Geography-based themes are proven winners in the restaurant business, with the idea being to name your operation after a place that has a better climate and/or a more glamorous vibe than the one it's actually in. That's why you'll find operations like a Key West Café in Cleveland, a Santa Fe Café in Seattle and seven — count 'em — Jackson Holes in New York City. Just pick a city and you've got a rationale for your menu, design and décor.
But Rush Street in Los Angeles has given an unusual spin to this naming notion. It's meant to evoke a mile-long stretch in downtown Chicago that's lined with restaurants and bars and, most importantly, people. Fair enough. But what's the attraction to Angelenos, few of whom harbor fantasies about traveling to a Midwest city notorious for bad weather to experience Rush Street, Chicago-style?
After all, Southern California has a premier warm-weather climate and Culver City, where Rush Street is located, is enjoying a restaurant renaissance right now. The town is a movie-making mecca that's home to Sony Pictures Studio and other high-powered entertainment companies. It's likely that few individuals within this restaurant's intended customer base have ever visited the actual Rush Street in Chicago; many more probably don't even know where or what it is, or why they'd want to go.
But what they do know is that they're in love with the California-ized version of it that's sprung up in L.A. Rush Street is big (6,000 square feet) and bustling (total capacity: 286), qualities in short supply in or near Culver City. The place has drawn huge crowds since it opened in July, testimony to its positioning as a hip-enough, although not-totally-Hollywood-hip, nightspot. This lack of attitude has struck a nerve with patrons.
Rush Street is the brainchild of native Chicagoan Brian McKeaney, whose family owns 13 restaurants on the Rush Street strip, six of them located on a single block. Even though restaurant operations are in his DNA, McKeaney left the family business to move to Southern California, hooking up with Culver City-based Patchett Kaufman Entertainment (producers of ALF and many other TV shows and movies). Now he's partners with Tom Patchett and Ken Kaufman in Rush Street. So far, on both concept and execution, the trio looks like geniuses.
Their success has come even though not much about Rush Street, other than its name, is particularly reminiscent of Chicago. The design and décor — plenty of exposed brick and beams — are comfortable and stylish, but could have come from anywhere. And you'd think executive chef Dave Northrup's eclectic menu would offer more in the way of Chi-town favorites like Italian beef, deep-dish pizza or Chicago-style hot dogs than it does.
Instead, it's California items all the way, including starters like tataki nachos (seared Ahi, avocado, slaw and wonton chips, $13) and roasted butternut squash bruschetta ($9); entrees like seared sand dab almondine ($17) and curried pumpkin ravioli (with smoked tofu, peppers, onions, toasted pumpkin seeds $15); and sides like top-seller baked mac and cheese (blend of local farmhouse cheeses, $7) and truffle asiago fries ($7). Deep-dish pizza is available as a special on Monday nights, but the regular pizza menu has more-contemporary offerings such as marguez sausage and roasted peppers ($13) and white pie with truffle oil ($12).
Likewise, the beverage lineup has scant connection to the restaurant's nominal roots in Chicago.

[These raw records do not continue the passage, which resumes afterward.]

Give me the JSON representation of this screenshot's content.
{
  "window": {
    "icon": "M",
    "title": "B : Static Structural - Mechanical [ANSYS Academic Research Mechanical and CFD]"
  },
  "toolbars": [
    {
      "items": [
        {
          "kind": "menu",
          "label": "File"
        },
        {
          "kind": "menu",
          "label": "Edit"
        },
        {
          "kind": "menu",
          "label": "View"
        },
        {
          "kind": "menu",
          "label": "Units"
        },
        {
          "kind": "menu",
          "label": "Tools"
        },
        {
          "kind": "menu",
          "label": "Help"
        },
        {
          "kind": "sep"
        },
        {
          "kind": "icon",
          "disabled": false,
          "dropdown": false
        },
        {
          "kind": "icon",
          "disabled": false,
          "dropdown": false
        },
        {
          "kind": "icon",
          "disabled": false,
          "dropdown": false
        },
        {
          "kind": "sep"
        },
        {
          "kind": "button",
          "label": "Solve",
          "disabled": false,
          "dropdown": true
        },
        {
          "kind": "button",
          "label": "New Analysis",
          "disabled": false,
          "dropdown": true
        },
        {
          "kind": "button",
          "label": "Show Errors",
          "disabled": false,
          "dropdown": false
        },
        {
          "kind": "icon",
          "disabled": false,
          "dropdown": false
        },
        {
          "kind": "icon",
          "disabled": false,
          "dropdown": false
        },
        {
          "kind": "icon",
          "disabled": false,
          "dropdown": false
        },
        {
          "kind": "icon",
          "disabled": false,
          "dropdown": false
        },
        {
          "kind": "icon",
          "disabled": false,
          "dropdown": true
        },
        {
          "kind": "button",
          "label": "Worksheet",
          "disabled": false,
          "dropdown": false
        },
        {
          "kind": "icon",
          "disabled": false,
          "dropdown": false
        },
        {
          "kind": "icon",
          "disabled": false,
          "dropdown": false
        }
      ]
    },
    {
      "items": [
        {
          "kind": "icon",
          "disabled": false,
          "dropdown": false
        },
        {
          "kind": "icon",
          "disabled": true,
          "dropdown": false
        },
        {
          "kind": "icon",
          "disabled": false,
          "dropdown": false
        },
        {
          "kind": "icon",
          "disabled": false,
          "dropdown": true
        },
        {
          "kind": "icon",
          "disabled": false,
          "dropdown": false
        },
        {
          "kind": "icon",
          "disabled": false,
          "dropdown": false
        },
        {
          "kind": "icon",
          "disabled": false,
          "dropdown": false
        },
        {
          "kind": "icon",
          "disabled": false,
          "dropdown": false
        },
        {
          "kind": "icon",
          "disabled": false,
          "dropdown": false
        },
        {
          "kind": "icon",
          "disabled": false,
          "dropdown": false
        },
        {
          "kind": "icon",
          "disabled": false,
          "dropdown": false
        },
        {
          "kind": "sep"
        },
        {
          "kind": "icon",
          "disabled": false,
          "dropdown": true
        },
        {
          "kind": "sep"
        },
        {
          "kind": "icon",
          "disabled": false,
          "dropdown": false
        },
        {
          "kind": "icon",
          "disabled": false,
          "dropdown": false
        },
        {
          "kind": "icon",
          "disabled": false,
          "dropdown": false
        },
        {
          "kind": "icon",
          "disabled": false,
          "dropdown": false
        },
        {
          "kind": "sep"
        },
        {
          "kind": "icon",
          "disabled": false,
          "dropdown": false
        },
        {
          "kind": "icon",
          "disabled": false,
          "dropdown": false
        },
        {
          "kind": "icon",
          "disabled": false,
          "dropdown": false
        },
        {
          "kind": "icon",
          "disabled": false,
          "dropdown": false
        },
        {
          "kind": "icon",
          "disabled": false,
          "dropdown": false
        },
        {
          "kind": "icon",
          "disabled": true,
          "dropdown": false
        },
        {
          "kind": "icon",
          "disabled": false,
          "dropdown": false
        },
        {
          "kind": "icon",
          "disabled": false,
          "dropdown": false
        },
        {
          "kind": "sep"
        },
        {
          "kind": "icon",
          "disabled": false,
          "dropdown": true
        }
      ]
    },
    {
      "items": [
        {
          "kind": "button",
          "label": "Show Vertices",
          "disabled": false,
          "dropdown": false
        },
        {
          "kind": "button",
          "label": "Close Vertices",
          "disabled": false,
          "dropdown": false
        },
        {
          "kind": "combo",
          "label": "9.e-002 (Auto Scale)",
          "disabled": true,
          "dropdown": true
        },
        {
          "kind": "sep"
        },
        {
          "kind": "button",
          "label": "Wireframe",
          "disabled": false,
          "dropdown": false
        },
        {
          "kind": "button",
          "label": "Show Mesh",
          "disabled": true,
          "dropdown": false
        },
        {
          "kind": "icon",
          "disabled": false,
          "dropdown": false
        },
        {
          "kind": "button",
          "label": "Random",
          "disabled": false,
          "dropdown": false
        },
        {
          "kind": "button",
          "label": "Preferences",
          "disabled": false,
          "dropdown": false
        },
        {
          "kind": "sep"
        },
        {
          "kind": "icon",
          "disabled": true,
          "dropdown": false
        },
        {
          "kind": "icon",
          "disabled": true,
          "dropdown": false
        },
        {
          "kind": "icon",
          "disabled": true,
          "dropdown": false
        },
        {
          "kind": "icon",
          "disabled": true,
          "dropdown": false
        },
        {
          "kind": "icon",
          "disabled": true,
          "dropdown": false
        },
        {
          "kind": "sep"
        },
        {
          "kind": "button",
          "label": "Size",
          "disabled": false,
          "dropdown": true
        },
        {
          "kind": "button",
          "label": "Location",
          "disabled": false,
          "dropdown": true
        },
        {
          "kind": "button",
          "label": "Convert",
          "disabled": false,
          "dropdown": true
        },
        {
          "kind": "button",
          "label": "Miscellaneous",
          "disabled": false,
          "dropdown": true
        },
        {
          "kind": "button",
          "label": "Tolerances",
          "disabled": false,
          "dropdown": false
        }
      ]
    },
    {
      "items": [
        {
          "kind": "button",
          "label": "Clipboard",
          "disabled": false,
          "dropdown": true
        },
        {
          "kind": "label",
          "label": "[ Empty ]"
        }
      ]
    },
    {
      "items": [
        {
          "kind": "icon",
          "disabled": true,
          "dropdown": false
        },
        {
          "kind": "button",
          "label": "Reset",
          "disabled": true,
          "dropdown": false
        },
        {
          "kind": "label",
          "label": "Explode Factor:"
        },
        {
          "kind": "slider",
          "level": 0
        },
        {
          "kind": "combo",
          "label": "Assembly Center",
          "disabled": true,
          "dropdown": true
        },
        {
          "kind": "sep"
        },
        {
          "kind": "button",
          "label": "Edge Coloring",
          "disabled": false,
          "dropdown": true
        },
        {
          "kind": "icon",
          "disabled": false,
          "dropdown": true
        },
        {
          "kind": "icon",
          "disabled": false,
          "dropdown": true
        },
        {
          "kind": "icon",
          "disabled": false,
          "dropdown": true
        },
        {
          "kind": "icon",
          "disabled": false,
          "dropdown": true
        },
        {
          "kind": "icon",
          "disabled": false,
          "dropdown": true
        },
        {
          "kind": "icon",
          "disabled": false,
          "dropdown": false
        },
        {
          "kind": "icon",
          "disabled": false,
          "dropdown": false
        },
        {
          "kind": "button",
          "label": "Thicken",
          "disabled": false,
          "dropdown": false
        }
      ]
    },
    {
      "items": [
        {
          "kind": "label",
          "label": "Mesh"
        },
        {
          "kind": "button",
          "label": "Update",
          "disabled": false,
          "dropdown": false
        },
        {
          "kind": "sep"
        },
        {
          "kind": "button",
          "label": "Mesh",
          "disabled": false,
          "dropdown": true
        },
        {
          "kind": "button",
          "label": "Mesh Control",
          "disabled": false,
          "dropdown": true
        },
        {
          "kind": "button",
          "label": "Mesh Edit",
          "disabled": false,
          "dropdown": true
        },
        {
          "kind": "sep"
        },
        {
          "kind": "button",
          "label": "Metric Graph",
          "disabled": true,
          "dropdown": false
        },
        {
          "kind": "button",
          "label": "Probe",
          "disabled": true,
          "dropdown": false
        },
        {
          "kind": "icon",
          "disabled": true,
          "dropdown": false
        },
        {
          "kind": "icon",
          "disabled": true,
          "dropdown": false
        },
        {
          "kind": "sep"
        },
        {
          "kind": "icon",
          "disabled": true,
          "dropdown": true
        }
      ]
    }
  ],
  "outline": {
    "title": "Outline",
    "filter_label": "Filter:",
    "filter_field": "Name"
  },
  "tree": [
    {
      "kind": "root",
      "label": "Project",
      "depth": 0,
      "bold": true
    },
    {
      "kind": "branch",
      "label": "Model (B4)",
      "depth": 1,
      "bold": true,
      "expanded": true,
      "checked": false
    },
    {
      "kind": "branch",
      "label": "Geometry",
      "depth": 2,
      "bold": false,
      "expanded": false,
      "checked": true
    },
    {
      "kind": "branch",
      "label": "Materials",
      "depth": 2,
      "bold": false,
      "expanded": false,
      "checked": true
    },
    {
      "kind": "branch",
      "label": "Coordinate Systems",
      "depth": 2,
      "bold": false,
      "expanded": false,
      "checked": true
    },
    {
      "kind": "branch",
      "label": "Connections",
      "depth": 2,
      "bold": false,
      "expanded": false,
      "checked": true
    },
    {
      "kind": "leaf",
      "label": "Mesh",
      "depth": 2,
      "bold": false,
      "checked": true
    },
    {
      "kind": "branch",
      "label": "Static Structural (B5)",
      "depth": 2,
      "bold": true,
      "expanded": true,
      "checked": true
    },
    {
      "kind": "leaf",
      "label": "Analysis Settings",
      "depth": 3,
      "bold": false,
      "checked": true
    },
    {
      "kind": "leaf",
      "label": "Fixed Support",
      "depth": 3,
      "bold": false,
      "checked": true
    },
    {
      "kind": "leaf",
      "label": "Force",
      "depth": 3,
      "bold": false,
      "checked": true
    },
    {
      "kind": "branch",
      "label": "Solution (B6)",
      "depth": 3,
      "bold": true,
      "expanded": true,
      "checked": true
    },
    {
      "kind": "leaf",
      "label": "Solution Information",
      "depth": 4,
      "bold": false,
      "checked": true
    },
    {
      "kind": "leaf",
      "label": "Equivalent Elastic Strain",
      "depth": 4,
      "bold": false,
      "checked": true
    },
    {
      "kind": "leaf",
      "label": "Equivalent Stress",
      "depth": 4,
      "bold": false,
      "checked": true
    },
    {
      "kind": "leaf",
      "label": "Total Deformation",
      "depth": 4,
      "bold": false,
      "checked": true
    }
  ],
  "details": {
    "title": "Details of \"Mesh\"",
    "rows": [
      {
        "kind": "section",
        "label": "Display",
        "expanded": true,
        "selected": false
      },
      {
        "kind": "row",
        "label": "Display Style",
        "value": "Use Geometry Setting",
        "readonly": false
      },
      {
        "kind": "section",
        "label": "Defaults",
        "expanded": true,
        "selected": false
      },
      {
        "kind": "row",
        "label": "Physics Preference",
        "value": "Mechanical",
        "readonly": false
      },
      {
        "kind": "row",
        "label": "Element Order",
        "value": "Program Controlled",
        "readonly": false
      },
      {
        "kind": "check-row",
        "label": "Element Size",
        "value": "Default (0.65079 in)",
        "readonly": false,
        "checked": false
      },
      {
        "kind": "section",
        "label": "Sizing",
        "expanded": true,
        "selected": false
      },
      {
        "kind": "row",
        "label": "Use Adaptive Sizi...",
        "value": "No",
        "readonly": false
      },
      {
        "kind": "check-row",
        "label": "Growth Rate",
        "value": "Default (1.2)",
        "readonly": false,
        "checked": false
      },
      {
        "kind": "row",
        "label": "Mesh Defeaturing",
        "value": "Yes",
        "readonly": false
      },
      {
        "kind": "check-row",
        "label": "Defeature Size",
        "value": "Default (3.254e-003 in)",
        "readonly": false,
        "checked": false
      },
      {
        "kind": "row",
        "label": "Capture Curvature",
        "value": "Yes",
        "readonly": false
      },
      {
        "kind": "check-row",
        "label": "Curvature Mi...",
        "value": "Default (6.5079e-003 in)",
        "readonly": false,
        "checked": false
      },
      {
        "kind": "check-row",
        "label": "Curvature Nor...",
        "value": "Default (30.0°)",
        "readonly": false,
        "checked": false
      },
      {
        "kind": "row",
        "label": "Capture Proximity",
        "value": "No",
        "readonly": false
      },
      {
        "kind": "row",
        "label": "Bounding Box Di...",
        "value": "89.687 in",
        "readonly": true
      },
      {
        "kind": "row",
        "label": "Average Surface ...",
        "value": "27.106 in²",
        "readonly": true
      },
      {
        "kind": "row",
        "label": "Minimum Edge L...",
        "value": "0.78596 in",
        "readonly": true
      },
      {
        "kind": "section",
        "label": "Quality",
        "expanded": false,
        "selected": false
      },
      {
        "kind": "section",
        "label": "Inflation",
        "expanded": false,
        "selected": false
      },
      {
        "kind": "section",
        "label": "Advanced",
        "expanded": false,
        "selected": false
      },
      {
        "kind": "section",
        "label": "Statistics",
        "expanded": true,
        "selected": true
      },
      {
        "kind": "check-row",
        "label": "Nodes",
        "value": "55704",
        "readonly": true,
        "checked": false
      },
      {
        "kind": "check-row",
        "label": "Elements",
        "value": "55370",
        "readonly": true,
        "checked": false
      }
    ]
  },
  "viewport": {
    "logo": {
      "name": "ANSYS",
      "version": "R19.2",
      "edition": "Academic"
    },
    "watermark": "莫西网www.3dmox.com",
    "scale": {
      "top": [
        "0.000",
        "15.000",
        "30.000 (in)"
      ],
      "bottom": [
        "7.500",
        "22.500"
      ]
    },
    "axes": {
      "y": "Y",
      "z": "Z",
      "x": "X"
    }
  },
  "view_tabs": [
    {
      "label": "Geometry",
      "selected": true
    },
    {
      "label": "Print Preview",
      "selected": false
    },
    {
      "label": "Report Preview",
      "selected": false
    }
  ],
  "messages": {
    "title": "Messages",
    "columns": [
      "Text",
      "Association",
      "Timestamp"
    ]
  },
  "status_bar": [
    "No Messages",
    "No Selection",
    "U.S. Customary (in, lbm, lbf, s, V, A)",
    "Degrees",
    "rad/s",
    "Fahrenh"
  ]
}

The extensive beer and wine list have plenty to offer, just no Chicago-area favorites. The ten-microbrews-on-tap lineup includes Old Speckled Hen from England and Kona Longboard Lager from Hawaii ($6 apiece), but nothing from Chicago brewer Goose Island. The cocktail list offers old and new classics, none of their names linked to Chicago or Rush Street. All featured cocktails go for $14.
The place is really more like Rush Street re-imagined for a California crowd, with the re-imagining getting many things right. One key: multiple venues within a single operation so customers can customize their experience. There's the regular dining room and its king-size booths, plus a sizable front patio, the bar area, an upstairs bar and a rooftop patio.
The result is a restaurant, bar and lounge that you could call anything and plunk down almost anywhere in the country, and it would still attract the same kind of crowds it's drawing in L.A. Rush Street demonstrates that a restaurant's name and putative theme matter less than they once did. If you're wondering what to call your next restaurant, do it like these guys did. Nail down the location, menu and design first. Get those right and any name can work.